→ **Goal of the exercise**:
Copy each line of the data below in which the word "title" can be found.

══ Records for processing

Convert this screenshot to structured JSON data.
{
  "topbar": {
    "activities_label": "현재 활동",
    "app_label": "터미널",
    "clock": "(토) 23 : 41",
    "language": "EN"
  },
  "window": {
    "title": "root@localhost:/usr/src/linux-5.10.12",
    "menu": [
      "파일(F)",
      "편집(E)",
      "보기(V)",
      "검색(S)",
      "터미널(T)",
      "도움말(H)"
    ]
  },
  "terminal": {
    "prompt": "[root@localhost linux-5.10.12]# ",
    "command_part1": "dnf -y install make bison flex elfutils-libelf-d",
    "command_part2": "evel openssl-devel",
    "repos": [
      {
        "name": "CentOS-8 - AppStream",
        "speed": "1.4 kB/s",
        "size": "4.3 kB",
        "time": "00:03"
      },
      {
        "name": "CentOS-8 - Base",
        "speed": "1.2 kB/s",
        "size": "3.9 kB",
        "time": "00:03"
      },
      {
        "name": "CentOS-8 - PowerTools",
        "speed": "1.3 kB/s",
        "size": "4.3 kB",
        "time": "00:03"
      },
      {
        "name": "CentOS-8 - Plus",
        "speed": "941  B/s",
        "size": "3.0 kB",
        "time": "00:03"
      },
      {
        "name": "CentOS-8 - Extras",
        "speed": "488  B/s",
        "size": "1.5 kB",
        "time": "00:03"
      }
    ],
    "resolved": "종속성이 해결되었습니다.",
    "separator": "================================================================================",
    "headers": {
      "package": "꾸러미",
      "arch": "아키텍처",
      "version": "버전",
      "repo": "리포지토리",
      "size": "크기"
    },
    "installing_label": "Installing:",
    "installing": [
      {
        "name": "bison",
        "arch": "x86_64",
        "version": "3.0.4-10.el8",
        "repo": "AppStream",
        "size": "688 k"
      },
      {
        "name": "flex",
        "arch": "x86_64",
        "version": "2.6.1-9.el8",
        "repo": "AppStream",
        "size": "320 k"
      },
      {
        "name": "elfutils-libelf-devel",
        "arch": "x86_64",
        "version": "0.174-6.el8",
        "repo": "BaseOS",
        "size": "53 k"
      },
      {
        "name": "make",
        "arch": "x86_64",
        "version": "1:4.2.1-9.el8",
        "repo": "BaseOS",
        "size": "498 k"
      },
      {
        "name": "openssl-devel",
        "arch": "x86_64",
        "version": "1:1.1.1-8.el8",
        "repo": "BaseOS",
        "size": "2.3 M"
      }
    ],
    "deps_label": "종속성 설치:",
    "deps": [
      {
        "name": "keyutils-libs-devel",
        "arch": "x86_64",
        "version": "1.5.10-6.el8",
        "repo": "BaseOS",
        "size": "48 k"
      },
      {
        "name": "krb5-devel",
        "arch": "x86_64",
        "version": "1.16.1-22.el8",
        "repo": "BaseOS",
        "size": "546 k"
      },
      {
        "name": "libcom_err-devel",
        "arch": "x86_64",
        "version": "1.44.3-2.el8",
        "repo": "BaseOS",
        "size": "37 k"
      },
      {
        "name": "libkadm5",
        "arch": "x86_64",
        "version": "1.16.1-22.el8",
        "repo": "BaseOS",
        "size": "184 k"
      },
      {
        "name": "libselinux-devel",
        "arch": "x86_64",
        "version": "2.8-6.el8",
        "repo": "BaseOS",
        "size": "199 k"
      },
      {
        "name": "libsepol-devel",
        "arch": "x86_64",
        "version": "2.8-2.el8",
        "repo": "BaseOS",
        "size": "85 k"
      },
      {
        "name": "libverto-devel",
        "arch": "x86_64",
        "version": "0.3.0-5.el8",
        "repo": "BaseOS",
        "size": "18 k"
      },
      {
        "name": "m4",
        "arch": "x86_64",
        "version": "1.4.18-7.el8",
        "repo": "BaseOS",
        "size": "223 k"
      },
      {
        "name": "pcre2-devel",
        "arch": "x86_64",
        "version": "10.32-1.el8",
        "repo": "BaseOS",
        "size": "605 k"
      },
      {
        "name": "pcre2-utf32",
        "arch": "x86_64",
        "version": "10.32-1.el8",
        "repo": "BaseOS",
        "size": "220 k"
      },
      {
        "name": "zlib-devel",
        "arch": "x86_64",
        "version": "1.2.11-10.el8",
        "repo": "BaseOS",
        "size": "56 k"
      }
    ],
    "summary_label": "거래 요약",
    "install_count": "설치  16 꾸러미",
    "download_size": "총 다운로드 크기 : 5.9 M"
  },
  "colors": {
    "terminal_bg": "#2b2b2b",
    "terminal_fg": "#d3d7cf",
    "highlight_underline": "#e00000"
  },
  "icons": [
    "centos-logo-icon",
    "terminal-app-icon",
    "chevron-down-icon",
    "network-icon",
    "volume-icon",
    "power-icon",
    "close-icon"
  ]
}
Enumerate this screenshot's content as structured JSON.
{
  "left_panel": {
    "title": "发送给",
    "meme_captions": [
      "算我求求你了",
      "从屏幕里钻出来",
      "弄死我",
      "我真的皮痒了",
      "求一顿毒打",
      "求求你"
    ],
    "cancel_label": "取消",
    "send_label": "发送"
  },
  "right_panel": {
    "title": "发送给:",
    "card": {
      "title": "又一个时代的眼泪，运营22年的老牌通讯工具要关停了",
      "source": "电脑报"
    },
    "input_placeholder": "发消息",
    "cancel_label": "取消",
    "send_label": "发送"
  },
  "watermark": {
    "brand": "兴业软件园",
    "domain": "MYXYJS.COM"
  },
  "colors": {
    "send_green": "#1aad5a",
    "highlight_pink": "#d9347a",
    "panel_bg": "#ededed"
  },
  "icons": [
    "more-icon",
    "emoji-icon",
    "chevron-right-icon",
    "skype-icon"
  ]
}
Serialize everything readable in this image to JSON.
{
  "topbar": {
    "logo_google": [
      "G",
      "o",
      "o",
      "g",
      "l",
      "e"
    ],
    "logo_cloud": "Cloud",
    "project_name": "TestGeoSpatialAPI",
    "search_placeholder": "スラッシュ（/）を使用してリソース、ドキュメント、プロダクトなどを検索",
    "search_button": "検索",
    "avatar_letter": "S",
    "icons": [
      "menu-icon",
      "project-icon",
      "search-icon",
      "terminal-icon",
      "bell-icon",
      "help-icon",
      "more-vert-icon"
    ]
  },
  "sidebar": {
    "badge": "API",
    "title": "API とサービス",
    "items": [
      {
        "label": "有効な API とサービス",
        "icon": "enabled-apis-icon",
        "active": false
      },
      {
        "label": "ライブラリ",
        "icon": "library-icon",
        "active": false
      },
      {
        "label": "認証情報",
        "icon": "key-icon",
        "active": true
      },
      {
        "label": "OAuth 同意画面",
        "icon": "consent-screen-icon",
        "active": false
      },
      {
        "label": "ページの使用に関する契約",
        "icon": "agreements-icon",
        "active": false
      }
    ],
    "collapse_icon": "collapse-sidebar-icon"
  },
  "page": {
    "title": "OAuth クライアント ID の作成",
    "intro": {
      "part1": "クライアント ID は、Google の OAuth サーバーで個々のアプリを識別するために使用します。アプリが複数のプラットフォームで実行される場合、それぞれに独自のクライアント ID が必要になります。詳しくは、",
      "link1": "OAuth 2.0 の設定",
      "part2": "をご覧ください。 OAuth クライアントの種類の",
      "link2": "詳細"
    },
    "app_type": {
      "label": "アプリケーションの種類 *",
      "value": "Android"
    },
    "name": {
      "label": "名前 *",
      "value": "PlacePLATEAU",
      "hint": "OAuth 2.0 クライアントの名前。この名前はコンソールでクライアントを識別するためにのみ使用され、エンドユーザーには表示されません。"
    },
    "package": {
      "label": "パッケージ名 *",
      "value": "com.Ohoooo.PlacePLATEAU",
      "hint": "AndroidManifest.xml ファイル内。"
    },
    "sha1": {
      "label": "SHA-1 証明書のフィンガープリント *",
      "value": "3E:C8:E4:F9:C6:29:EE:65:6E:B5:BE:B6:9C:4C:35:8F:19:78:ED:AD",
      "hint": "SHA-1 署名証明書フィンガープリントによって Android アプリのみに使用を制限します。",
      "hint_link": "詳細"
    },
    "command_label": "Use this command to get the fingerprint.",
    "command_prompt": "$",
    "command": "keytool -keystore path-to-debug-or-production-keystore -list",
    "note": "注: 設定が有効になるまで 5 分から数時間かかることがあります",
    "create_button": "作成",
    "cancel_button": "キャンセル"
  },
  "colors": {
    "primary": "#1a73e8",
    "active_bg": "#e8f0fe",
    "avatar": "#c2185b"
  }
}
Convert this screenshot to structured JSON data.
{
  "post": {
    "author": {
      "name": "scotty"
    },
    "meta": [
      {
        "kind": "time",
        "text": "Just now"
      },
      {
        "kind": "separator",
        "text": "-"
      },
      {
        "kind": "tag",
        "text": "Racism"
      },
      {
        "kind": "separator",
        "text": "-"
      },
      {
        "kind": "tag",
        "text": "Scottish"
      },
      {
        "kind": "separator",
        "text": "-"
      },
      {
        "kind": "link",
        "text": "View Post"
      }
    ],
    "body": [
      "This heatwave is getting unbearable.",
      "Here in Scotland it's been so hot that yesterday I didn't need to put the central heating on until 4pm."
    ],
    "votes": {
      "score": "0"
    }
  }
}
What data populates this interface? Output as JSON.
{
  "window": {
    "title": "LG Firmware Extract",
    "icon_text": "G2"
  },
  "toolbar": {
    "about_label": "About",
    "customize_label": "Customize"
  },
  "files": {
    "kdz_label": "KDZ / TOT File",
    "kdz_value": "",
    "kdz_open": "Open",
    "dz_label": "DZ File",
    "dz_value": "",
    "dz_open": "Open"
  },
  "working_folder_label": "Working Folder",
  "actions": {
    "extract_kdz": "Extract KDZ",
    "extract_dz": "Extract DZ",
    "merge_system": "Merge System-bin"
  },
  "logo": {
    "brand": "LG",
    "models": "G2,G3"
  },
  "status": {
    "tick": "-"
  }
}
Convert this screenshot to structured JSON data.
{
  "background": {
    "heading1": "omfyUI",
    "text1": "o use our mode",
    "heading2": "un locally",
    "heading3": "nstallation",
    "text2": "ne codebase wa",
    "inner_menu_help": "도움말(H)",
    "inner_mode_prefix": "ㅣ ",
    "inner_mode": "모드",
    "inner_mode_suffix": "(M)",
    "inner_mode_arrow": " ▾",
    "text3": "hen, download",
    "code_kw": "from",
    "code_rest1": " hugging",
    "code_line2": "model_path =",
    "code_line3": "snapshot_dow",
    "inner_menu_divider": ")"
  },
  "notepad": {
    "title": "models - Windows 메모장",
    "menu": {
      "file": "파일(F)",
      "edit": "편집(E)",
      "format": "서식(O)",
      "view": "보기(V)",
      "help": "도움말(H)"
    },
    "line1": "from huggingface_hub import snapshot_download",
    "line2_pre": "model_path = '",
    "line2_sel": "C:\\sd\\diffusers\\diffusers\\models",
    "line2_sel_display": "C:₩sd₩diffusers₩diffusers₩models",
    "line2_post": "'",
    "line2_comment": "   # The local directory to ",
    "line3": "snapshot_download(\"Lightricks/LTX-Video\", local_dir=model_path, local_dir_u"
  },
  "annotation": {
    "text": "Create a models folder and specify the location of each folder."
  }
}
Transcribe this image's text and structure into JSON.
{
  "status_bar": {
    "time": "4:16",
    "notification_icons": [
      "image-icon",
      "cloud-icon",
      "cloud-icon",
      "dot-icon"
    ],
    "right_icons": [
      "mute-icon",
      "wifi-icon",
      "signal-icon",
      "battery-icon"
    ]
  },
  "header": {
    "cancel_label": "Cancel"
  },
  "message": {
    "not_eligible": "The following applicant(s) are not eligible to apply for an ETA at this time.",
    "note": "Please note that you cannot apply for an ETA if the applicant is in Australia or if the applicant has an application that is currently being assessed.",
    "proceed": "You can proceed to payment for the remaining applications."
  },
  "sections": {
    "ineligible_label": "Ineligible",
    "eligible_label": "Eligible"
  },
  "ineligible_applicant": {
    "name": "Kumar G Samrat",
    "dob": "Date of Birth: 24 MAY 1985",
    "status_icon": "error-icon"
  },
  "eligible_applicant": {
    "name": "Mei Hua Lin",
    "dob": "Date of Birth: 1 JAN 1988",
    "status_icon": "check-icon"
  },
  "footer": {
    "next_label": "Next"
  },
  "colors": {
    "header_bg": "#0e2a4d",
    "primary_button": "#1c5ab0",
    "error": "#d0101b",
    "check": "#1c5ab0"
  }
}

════

→ **Solution to this exercise**:
    "title": "root@localhost:/usr/src/linux-5.10.12",
    "title": "发送给",
    "title": "发送给:",
      "title": "又一个时代的眼泪，运营22年的老牌通讯工具要关停了",
    "title": "API とサービス",
    "title": "OAuth クライアント ID の作成",
    "title": "LG Firmware Extract",
    "title": "models - Windows 메모장",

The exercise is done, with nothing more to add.